What is Juneteenth?
Juneteenth (shortened form of “June Nineteenth”) — also known as Emancipation Day, Freedom Day, Jubilee Day, and Black Independence Day — is observed annually on June 19. This day commemorates the end of slavery in the United States and is considered the longest-running African American holiday.
Although history books call out the signing of the Emancipation Proclamation by President Lincoln in 1863 as the moment in which slavery ended in the Confederacy, it should come as no surprise that there’s more to this story. The proclamation did not apply to slave-holding border states or rebel areas under Union control. This is where Juneteenth and the state of Texas come in.

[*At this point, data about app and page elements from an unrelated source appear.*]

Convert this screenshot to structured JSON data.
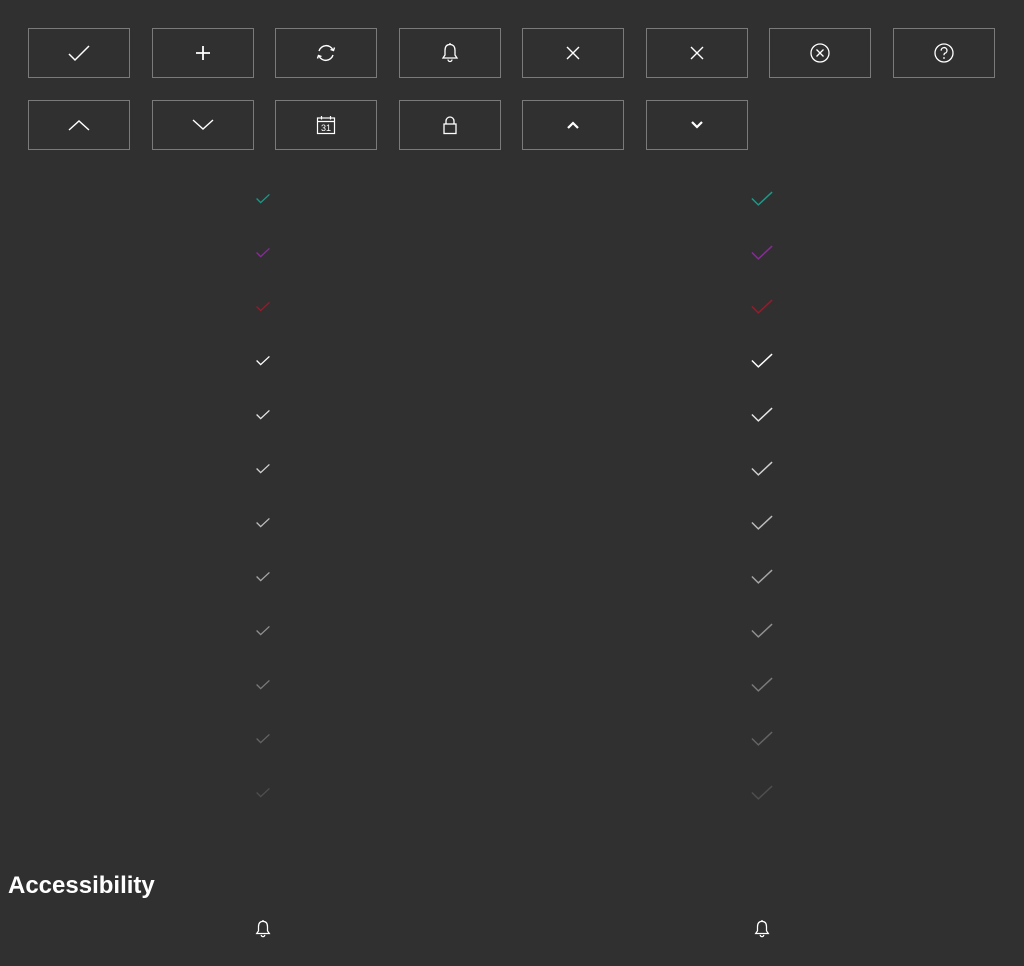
{
  "toolbar_row1": [
    {
      "icon": "check-icon"
    },
    {
      "icon": "plus-icon"
    },
    {
      "icon": "refresh-icon"
    },
    {
      "icon": "bell-icon"
    },
    {
      "icon": "close-icon"
    },
    {
      "icon": "close-icon"
    },
    {
      "icon": "close-circle-icon"
    },
    {
      "icon": "help-circle-icon"
    }
  ],
  "toolbar_row2": [
    {
      "icon": "chevron-up-thin-icon"
    },
    {
      "icon": "chevron-down-thin-icon"
    },
    {
      "icon": "calendar-icon",
      "label": "31"
    },
    {
      "icon": "lock-icon"
    },
    {
      "icon": "chevron-up-bold-icon"
    },
    {
      "icon": "chevron-down-bold-icon"
    }
  ],
  "check_colors": [
    "#1a9a8a",
    "#8a2a9a",
    "#9a1a2a",
    "#ffffff",
    "#e6e6e6",
    "#d0d0d0",
    "#bcbcbc",
    "#a6a6a6",
    "#909090",
    "#7a7a7a",
    "#646464",
    "#4e4e4e"
  ],
  "section": {
    "heading": "Accessibility"
  },
  "accessibility_icons": [
    {
      "icon": "bell-icon"
    },
    {
      "icon": "bell-icon"
    }
  ]
}
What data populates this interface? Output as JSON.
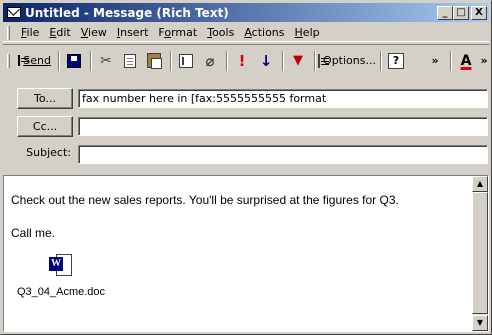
{
  "window": {
    "title": "Untitled - Message (Rich Text)",
    "controls": {
      "minimize": "_",
      "maximize": "□",
      "close": "X"
    }
  },
  "menubar": {
    "items": [
      {
        "label": "File",
        "accel": "F",
        "rest": "ile"
      },
      {
        "label": "Edit",
        "accel": "E",
        "rest": "dit"
      },
      {
        "label": "View",
        "accel": "V",
        "rest": "iew"
      },
      {
        "label": "Insert",
        "accel": "I",
        "rest": "nsert"
      },
      {
        "label": "Format",
        "pre": "F",
        "accel": "o",
        "rest": "rmat"
      },
      {
        "label": "Tools",
        "accel": "T",
        "rest": "ools"
      },
      {
        "label": "Actions",
        "accel": "A",
        "rest": "ctions"
      },
      {
        "label": "Help",
        "accel": "H",
        "rest": "elp"
      }
    ]
  },
  "toolbar": {
    "send_label": "Send",
    "options_label": "Options...",
    "help_label": "?",
    "more_label": "»",
    "font_color_label": "A"
  },
  "header": {
    "to_button": "To...",
    "to_value": "fax number here in [fax:5555555555 format",
    "cc_button": "Cc...",
    "cc_value": "",
    "subject_label": "Subject:",
    "subject_value": ""
  },
  "body": {
    "line1": "Check out the new sales reports. You'll be surprised at the figures for Q3.",
    "line2": "Call me.",
    "attachment_name": "Q3_04_Acme.doc"
  },
  "colors": {
    "titlebar_start": "#0a246a",
    "titlebar_end": "#a6caf0",
    "chrome": "#d4d0c8",
    "importance_high": "#e00000",
    "importance_low": "#000080"
  }
}
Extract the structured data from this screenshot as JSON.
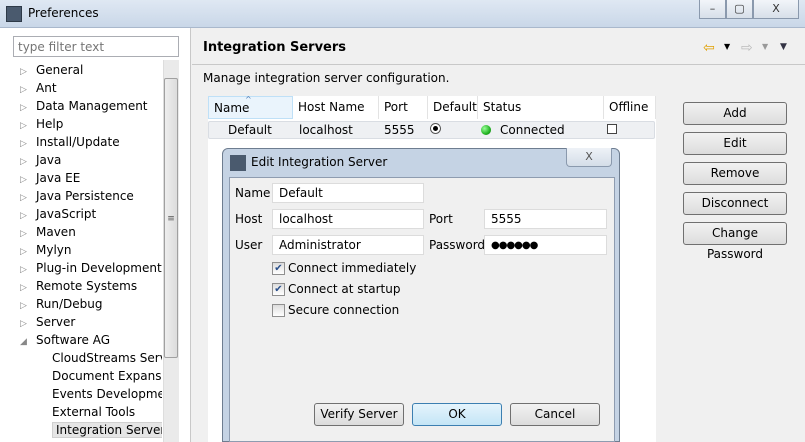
{
  "window": {
    "title": "Preferences",
    "controls": [
      "–",
      "▢",
      "X"
    ]
  },
  "filter": {
    "placeholder": "type filter text"
  },
  "tree": [
    {
      "label": "General",
      "expanded": false
    },
    {
      "label": "Ant",
      "expanded": false
    },
    {
      "label": "Data Management",
      "expanded": false
    },
    {
      "label": "Help",
      "expanded": false
    },
    {
      "label": "Install/Update",
      "expanded": false
    },
    {
      "label": "Java",
      "expanded": false
    },
    {
      "label": "Java EE",
      "expanded": false
    },
    {
      "label": "Java Persistence",
      "expanded": false
    },
    {
      "label": "JavaScript",
      "expanded": false
    },
    {
      "label": "Maven",
      "expanded": false
    },
    {
      "label": "Mylyn",
      "expanded": false
    },
    {
      "label": "Plug-in Development",
      "expanded": false
    },
    {
      "label": "Remote Systems",
      "expanded": false
    },
    {
      "label": "Run/Debug",
      "expanded": false
    },
    {
      "label": "Server",
      "expanded": false
    },
    {
      "label": "Software AG",
      "expanded": true
    },
    {
      "label": "CloudStreams Server",
      "child": true
    },
    {
      "label": "Document Expansion",
      "child": true
    },
    {
      "label": "Events Development",
      "child": true
    },
    {
      "label": "External Tools",
      "child": true
    },
    {
      "label": "Integration Servers",
      "child": true,
      "selected": true
    }
  ],
  "page": {
    "title": "Integration Servers",
    "description": "Manage integration server configuration."
  },
  "table": {
    "columns": [
      "Name",
      "Host Name ...",
      "Port",
      "Default",
      "Status",
      "Offline"
    ],
    "rows": [
      {
        "name": "Default",
        "host": "localhost",
        "port": "5555",
        "default": true,
        "status": "Connected",
        "offline": false
      }
    ]
  },
  "buttons": {
    "add": "Add",
    "edit": "Edit",
    "remove": "Remove",
    "disconnect": "Disconnect",
    "change_password": "Change Password"
  },
  "dialog": {
    "title": "Edit Integration Server",
    "close": "X",
    "name_label": "Name",
    "name": "Default",
    "host_label": "Host",
    "host": "localhost",
    "port_label": "Port",
    "port": "5555",
    "user_label": "User",
    "user": "Administrator",
    "password_label": "Password",
    "password": "●●●●●●",
    "connect_immediately": "Connect immediately",
    "connect_startup": "Connect at startup",
    "secure": "Secure connection",
    "verify": "Verify Server",
    "ok": "OK",
    "cancel": "Cancel"
  },
  "colors": {
    "status_connected": "#22b322",
    "accent": "#3399ff"
  }
}
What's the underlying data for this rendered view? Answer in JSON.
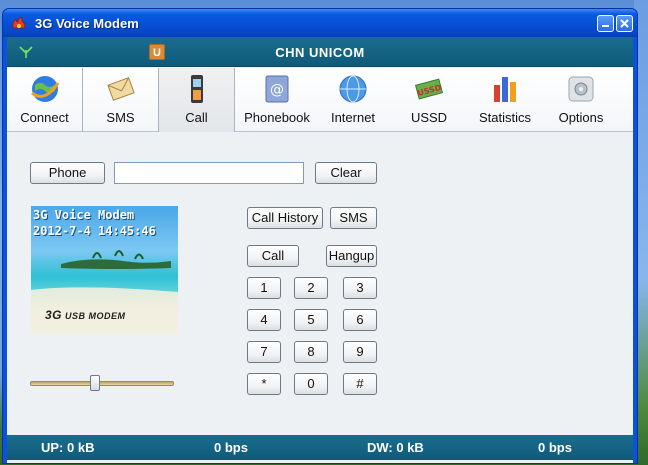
{
  "window": {
    "title": "3G Voice Modem"
  },
  "status_top": {
    "operator": "CHN UNICOM",
    "usim_badge": "U"
  },
  "toolbar": [
    {
      "label": "Connect",
      "icon": "globe-connect-icon"
    },
    {
      "label": "SMS",
      "icon": "envelope-icon"
    },
    {
      "label": "Call",
      "icon": "mobile-phone-icon"
    },
    {
      "label": "Phonebook",
      "icon": "address-book-icon"
    },
    {
      "label": "Internet",
      "icon": "internet-globe-icon"
    },
    {
      "label": "USSD",
      "icon": "ussd-icon"
    },
    {
      "label": "Statistics",
      "icon": "bar-chart-icon"
    },
    {
      "label": "Options",
      "icon": "options-gear-icon"
    }
  ],
  "dialer": {
    "phone_button": "Phone",
    "phone_value": "",
    "clear_button": "Clear",
    "call_history_button": "Call History",
    "sms_button": "SMS",
    "call_button": "Call",
    "hangup_button": "Hangup",
    "keys": [
      "1",
      "2",
      "3",
      "4",
      "5",
      "6",
      "7",
      "8",
      "9",
      "*",
      "0",
      "#"
    ],
    "volume_level": 0.45
  },
  "display": {
    "line1": "3G Voice Modem",
    "line2": "2012-7-4 14:45:46",
    "brand_big": "3G",
    "brand_small": "USB MODEM"
  },
  "status_bottom": {
    "up": "UP: 0 kB",
    "up_rate": "0 bps",
    "down": "DW: 0 kB",
    "down_rate": "0 bps"
  },
  "colors": {
    "titlebar": "#0651d6",
    "statusbar": "#13607f",
    "window_bg": "#eef1f4"
  }
}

Juneteenth marks the date, June 19, 1865, when Union troops arrived in Galveston, Texas, to take control of the state and to ensure all enslaved people were freed. Over two years had passed since the signing of the Emancipation Proclamation, which was intended to free more than three million slaves living in Confederate states. Unfortunately, the news had not reached slaves in all that time until the arrival of Union troops. The common misconception with Juneteenth is that it recognizes the day that slaves were freed, when it actually marks the day the slaves were told they were free. In December 1865, slavery was formally abolished across the entire country with the adoption of the 13th Amendment.
The following year, Juneteenth celebrations started to take place in Texas. This day is described as one of the most inspiring grassroots efforts post-Civil War. And within a few years, these celebrations would permeate other states, thus making it an annual tradition. Juneteenth officially became recognized as a holiday in Texas in 1980, and more states followed suit.
Today, Juneteenth celebrations include prayer or religious services, gatherings with family and friends, festivals, and much more. In modern times, this holiday recognizes Black power, suffering, and resilience through various activities intended to highlight joy, creativity, and community.
How can you celebrate Juneteenth?
Here are some ways you can observe the Juneteenth holiday:
- Visit a Black history museum:
- There are more than 100 Black history museums in the U.S. If a museum isn’t nearby, use the free app by the Smithsonian National Museum of African American History & Culture in Washington, D.C., to tour the museum virtually.
- Educate yourself:
- Reserve some time on Juneteenth to study up and go beyond what American history books tend to highlight. Check out this Juneteenth reading list, curated by the Smithsonian National Museum of African American History & Culture.
- Shop with purpose:
- Treat yourself while making an impact. Find local Black-owned small businesses and fill your Juneteenth with shopping and dining. Check out these spots in Pittsburgh and Atlanta.
- Every penny counts. Find a charity or non-profit that is centered around Juneteenth and/or the Black community. Some starting points are The Juneteenth Foundation, NAACP, NBCDI, or ACLU.
- Get artsy:
- It seems simple but doing arts and crafts with children and family/friends is an impactful, hands-on experience that can also serve as an educational opportunity and a celebration. The world is your oyster, here!
How & Why Brunner Celebrates
At Brunner, we recognize Juneteenth as a paid holiday; and all employees receive this day off. We encourage everyone to utilize this day to reflect, educate, and celebrate.
This approach goes beyond a time-off benefit for our employees. The core of our agency values are Heart, Collaboration, and Attitude. Giving our employees the opportunity to observe Juneteenth and connect with our local communities through celebrations, education, and support is a testament to upholding our values not only in our work but also in how we treat and respect others.
We like everyone, so we are an equal opportunity employer. We do not consider your race, religion, ethnicity, national origin, age, sex, disability, marital status, sexual orientation, or veteran status when deciding to hire you. We just want you to be you.